As I was writing Education Behind Bars: A Win-Win Strategy for Maximum Security, I was focused on making it the best book possible. Not only the best book possible, but a better book than my perceived competition's titles. At the time, I was a fool.
Now that I'm enjoying a bit of occupational prestige, I see how shortsighted my views were. Education Behind Bars is not about me. It is about the cause of prison education. And as such, I should want for a better, more comprehensive title to appear even now as my title was released about a year ago. After all, this could do nothing but advance the cause of educating prisoners.
As this realization has dawned upon me, I have come to see my peers not as "the competition," but as friends and much needed allies and colleagues. I'm ecstatic that Dr. Jon Marc Taylor (author of the Prisoners' Guerrilla Handbook to Correspondence Programs in the U.S. and Canada), Bruce Micheals (author of College in Prison), Janice Chamberlin (author of Locked Up With Success), and Dr. Thom Gehring (author of a slew of terrific prison education titles) are working as they are. I'm glad that they have published their books. And I not only anticipate their future projects, but support them, too. I'll be one of the first to purchase their future titles as they become available.
I see that together we are stronger, our voices are louder, and our advocacy is more effective. We are all partners in this movement. And the crazy part is that we are both prisoners and staff members; two groups perpetually at odds with one another.
I implore all of you to adopt this mindset in regards to your peers, students, and all others who support the education of prisoners. Each of these groups facilitates a different need or aspect of the equation, but still are valued and needed for everything to come full circle. There would not be educators if it weren't for students and there would be no students if it weren't for educators. Neither group would exist without the other.
Along these lines, I believe that good research should stand as good research, whether it was conducted by a prisoner or a staff member. Too often I've seen our professional community ignore important contributions by incarcerated students and researchers. This is most evident in Dr. Taylor's work not being cited when it contributes to particular discussions. It pains me to see books or articles which seem to cite everyone except him. In my research and writing, I strive to cite all appropriate sources, no matter which side of the wall they reside on. I implore everyone else to do the same.
Politics aside, we need to support one another. We need to work on one another's projects. We need to lend a helping hand whenever possible. After all, we're all on the same team.

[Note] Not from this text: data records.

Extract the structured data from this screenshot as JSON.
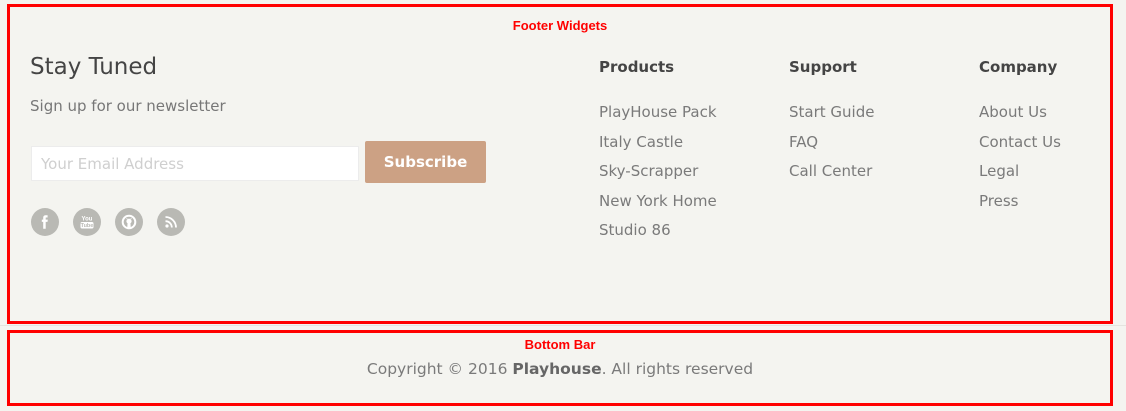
{
  "footer_widgets": {
    "region_label": "Footer Widgets",
    "newsletter": {
      "title": "Stay Tuned",
      "subtitle": "Sign up for our newsletter",
      "email_placeholder": "Your Email Address",
      "email_value": "",
      "subscribe_label": "Subscribe"
    },
    "social_icons": [
      "facebook-icon",
      "youtube-icon",
      "github-icon",
      "rss-icon"
    ],
    "columns": [
      {
        "title": "Products",
        "links": [
          "PlayHouse Pack",
          "Italy Castle",
          "Sky-Scrapper",
          "New York Home",
          "Studio 86"
        ]
      },
      {
        "title": "Support",
        "links": [
          "Start Guide",
          "FAQ",
          "Call Center"
        ]
      },
      {
        "title": "Company",
        "links": [
          "About Us",
          "Contact Us",
          "Legal",
          "Press"
        ]
      }
    ]
  },
  "bottom_bar": {
    "region_label": "Bottom Bar",
    "copyright_prefix": "Copyright © 2016 ",
    "brand": "Playhouse",
    "copyright_suffix": ". All rights reserved"
  },
  "colors": {
    "background": "#f4f4f0",
    "accent_button": "#cca184",
    "annotation_red": "#ff0000",
    "social_icon_bg": "#b9b9b4"
  }
}
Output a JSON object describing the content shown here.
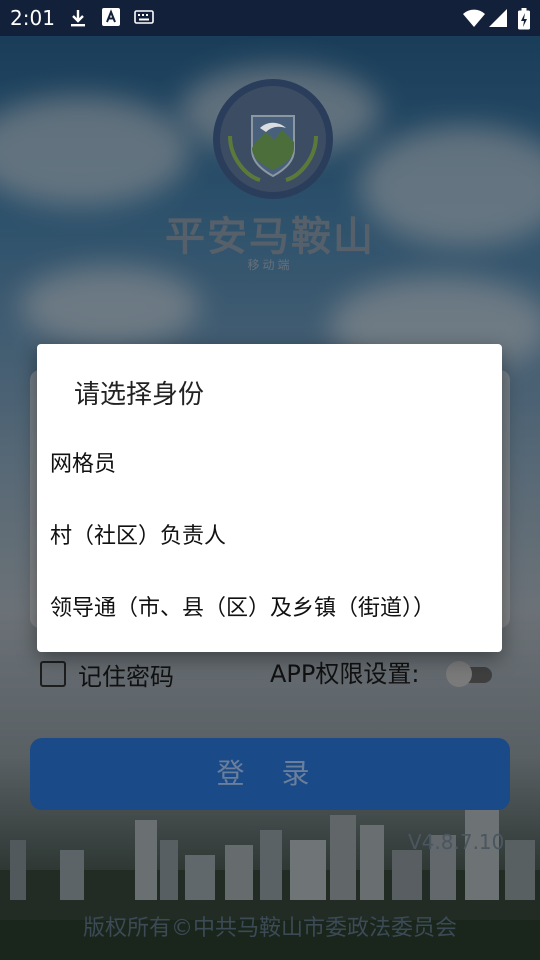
{
  "status_bar": {
    "time": "2:01",
    "icons": [
      "download-icon",
      "a-notification-icon",
      "keyboard-icon",
      "wifi-icon",
      "signal-icon",
      "battery-icon"
    ]
  },
  "app": {
    "emblem_text": "平安马鞍山",
    "title": "平安马鞍山",
    "subtitle": "移动端"
  },
  "login": {
    "remember_label": "记住密码",
    "permission_label": "APP权限设置:",
    "permission_enabled": false,
    "login_label": "登 录",
    "version": "V4.8.7.10",
    "copyright": "版权所有©中共马鞍山市委政法委员会"
  },
  "dialog": {
    "title": "请选择身份",
    "options": [
      "网格员",
      "村（社区）负责人",
      "领导通（市、县（区）及乡镇（街道））"
    ]
  },
  "colors": {
    "status_bar": "#12203a",
    "login_button": "#1b4a88",
    "dialog_bg": "#ffffff"
  }
}
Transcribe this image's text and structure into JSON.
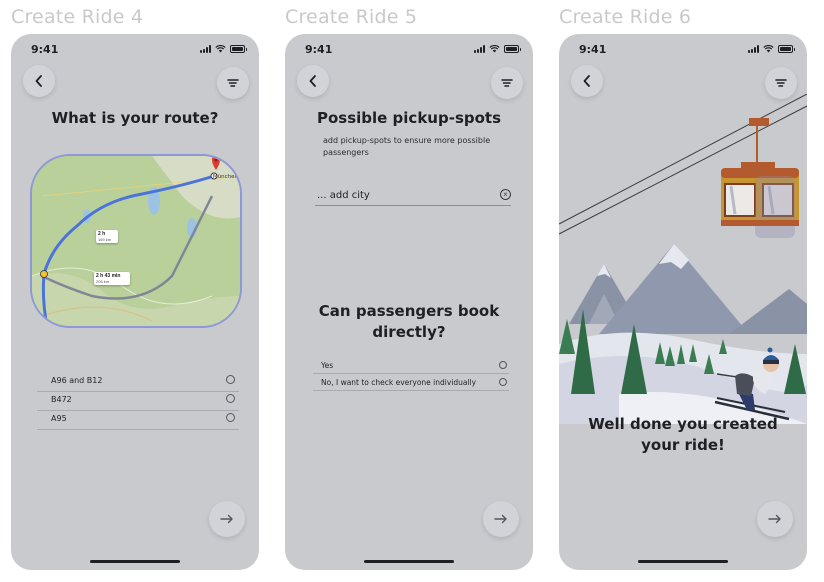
{
  "frames": [
    {
      "title": "Create Ride 4"
    },
    {
      "title": "Create Ride 5"
    },
    {
      "title": "Create Ride 6"
    }
  ],
  "status": {
    "time": "9:41"
  },
  "ride4": {
    "heading": "What is your route?",
    "map": {
      "badge1_time": "2 h",
      "badge1_dist": "169 km",
      "badge2_time": "2 h 43 min",
      "badge2_dist": "205 km",
      "city_label": "München"
    },
    "routes": [
      "A96 and B12",
      "B472",
      "A95"
    ]
  },
  "ride5": {
    "heading": "Possible pickup-spots",
    "subtext": "add pickup-spots to ensure more possible passengers",
    "city_placeholder": "... add city",
    "question": "Can passengers book directly?",
    "options": [
      "Yes",
      "No, I want to check everyone individually"
    ]
  },
  "ride6": {
    "message": "Well done you created your ride!"
  },
  "colors": {
    "screen_bg": "#c9cace",
    "map_border": "#8f98d6",
    "route_blue": "#4a74d9",
    "text": "#1f1f24"
  },
  "icons": {
    "back": "chevron-left-icon",
    "filter": "filter-icon",
    "next": "arrow-right-icon",
    "clear": "clear-circle-icon"
  }
}
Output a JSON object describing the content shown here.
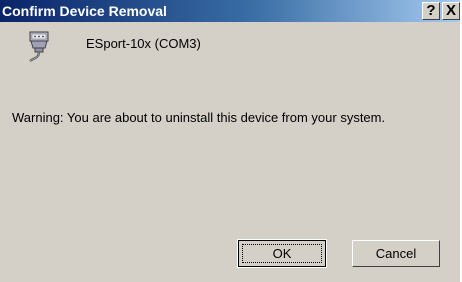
{
  "window": {
    "title": "Confirm Device Removal",
    "help_glyph": "?",
    "close_glyph": "X"
  },
  "device": {
    "name": "ESport-10x (COM3)",
    "icon": "serial-port-connector-icon"
  },
  "message": {
    "warning": "Warning: You are about to uninstall this device from your system."
  },
  "buttons": {
    "ok_label": "OK",
    "cancel_label": "Cancel"
  },
  "colors": {
    "titlebar_start": "#0a246a",
    "titlebar_end": "#a6caf0",
    "face": "#d4d0c8"
  }
}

While I was not involved with the criminal justice system in the early 1990s -- I was born in 1986 -- I have read about the tremendous teamwork utilized to defeat the first rounds of the prison education funding battle. While we eventually lost in 1994, the battle was fought collectively and we as a united prison education community did manage to beat back even misinformed senators. This is a tremendous accomplishment and a testament to the power and value of education. It is my sincere hope and desire that we might come together again to advocate on a national stage for greater educational opportunities for the incarcerated, regardless of what they might look like or if they go home at night or not. The first step in this process is to support one another, celebrate their works, and do what we can to see the entire prison education community come together and succeed once more.
NOTE FROM THE EDITOR OF PrisonEducation.com:
PrisonEducation.com is always open to assisting in the promotion of any pro-prison education book, product, project, or service. As a matter of fact, we want to promote these. If you are in the field of prison education and would like a helping hand promoting your work, all you need to do is ask. We're at your service. Likewise, PrisonEducation.com is always open to submissions from those in the field.